In this week's 5X Press Roundup, we give you a quick breakdown of 5 trending stories that you may have missed this week, to highlight stories that may have slipped under your radar. Don't worry, we got you covered.
Monday marked a massive global outage for Facebook, Instagram and Whatsapp for over five hours, as many were left without connectivity to their friends, customers and business partners, and Facebook employees were locked out of their offices.
The outage, which Facebook says was caused by changes to their infrastructure, highlighted how many millions of people are dependent on the networking platform to stay connected. It also brought over millions of users to Twitter, some for the first time.
Many joked that Facebook being down was good time to get people vaccinated, given that the platform is a breeding ground for misinformation as well as for the alt-right. A whistleblower recently criticized the company, saying it “destabilizes democracy,” and that “no one outside Facebook knows what happens inside Facebook.”
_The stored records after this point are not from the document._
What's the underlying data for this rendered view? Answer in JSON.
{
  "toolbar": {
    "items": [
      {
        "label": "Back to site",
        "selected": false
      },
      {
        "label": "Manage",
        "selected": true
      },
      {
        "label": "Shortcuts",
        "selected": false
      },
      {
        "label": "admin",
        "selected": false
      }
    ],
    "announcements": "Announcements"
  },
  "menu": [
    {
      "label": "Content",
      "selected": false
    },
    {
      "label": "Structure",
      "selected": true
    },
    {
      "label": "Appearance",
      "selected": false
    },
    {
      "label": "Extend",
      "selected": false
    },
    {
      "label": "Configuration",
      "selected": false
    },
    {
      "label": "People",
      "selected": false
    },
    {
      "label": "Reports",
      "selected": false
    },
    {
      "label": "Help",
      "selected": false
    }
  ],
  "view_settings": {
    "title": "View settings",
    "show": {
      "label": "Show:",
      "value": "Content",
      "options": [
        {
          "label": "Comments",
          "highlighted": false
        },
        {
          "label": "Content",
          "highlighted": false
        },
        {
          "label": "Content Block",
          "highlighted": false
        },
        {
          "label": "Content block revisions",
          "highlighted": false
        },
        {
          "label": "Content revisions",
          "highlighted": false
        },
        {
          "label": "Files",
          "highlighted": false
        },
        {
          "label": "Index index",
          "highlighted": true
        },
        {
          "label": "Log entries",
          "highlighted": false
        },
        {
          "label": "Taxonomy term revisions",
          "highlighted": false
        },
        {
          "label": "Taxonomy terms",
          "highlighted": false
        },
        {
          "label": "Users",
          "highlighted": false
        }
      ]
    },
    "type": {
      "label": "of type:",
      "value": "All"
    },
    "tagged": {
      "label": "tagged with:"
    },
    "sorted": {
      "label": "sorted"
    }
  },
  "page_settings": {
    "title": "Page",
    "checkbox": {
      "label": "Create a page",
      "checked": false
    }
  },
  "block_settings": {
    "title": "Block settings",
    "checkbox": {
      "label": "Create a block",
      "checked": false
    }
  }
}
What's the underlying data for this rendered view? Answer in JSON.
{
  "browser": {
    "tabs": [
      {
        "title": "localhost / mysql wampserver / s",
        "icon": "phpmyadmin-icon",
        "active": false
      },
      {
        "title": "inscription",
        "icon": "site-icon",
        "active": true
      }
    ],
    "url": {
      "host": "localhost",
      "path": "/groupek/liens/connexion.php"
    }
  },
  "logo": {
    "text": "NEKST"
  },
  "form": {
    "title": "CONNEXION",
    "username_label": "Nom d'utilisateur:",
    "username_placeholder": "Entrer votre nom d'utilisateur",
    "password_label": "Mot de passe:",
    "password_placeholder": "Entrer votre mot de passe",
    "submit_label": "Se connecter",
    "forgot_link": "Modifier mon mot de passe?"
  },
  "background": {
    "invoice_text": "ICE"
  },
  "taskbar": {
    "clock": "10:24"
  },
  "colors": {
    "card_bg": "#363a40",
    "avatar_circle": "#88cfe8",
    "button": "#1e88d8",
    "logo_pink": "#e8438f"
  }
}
On October 3, 2021, a government vehicle drove into and killed several protesting farmers in India. A BJP minister’s son, Ashish Misra is behind the attack, and allegedly shot at farmers after mowing into them with a vehicle.
Farmers are still protesting against agriculture laws that threaten their livelihood and prioritize corporate interests. The Supreme Court suspended the laws in January but farmers are demanding a full repeal.
Since the incident, which took place in the Lakhimpur Kheri district of UP, many have taken to the streets to seek justice for those who were killed, while state-owned media has failed to give much attention to the incident. Police have arrested two people in relation to the incident, including the minister’s son. No formal charges have been made.
This past weekend, the International Consortium of Investigative Journalists (ICIJ) revealed millions of leaked documents, uncovering the riches and tax havens of world leaders and billionaires. The secret records are known as the “Pandora Papers.”
According to the ICIJ, “the Pandora Papers investigation provides an unequaled perspective on how money and power operate in the 21st century – and how the rule of law has been bent and broken around the world by a system of financial secrecy enabled by the U.S. and other wealthy nations.”
The papers reveal that many prominent politicians and world leaders have offshore tax havens, and that many are trying to conceal their wealth and evade taxes. Among some of the names in the document are former U.K. Prime Minister Bill Blair, the King of Jordan, the Prime Minister of the Czech Republic, Indian cricketer Sachin Tendulkar, singer Shakira, and model Claudia Schiffer. In a statement, Oxfam International is urging global action, and an end to tax havens.
“ Whenever a politician or business leader claims there is ‘no money’ to pay for climate damage and innovation, for more and better jobs, for a fair post-COVID recovery, for more overseas aid, they know where to look,” reads the statement.
“Tax havens cost governments around the world $427 billion each year. That is the equivalent of a nurse’s yearly salary every second of every hour, every day.”
Prime Minister Justin Trudeau came under fire this week for being on vacation in Tofino, B.C. on the first National Day of Truth and Reconciliation. Trudeau was asked to come to Kamloops, B.C. to attend an event honouring residential school survivors, but The Tḱemlúps te Secwépemc First Nation said they did not hear back from the Prime Minister’s Office before Trudeau was seen on the beach in Tofino with his wife.
This week, the PM called the trip a “mistake,” He added that he called the Chief of Tḱemlúps te Secwépemc First Nation and apologized for not being there. “I regret it. This first National Day of Truth and Reconciliation was a time for Indigenous people and non-Indigenous alike – to reflect, and connect, think about the past but also focus on the future.”
In a statement, the First Nation said that “Reconciliation starts with action.”
In classic Twitter fashion, a debate was set off this past week, after an article revealed that a photographer walked out from a wedding after being denied food. According to the headline, “hungry photographer deletes all photos and leaves after being denied food at wedding.” While some were defending the photographer, others were saying that what he did was uncalled for.
A Reddit post from the photographer clarified that he was a friend of the couple, and agreed to shoot the wedding for $250, which is far less than a typical wedding rate. Ater working ten hours, he was denied food at the wedding by the groom, despite being hungry and dehydrated.
He deleted the photos and left. It feels like a no brainer...but should you feed your photographer at your wedding?
That's all for this week! Join the convo on socials and let us know what you want to see us cover next.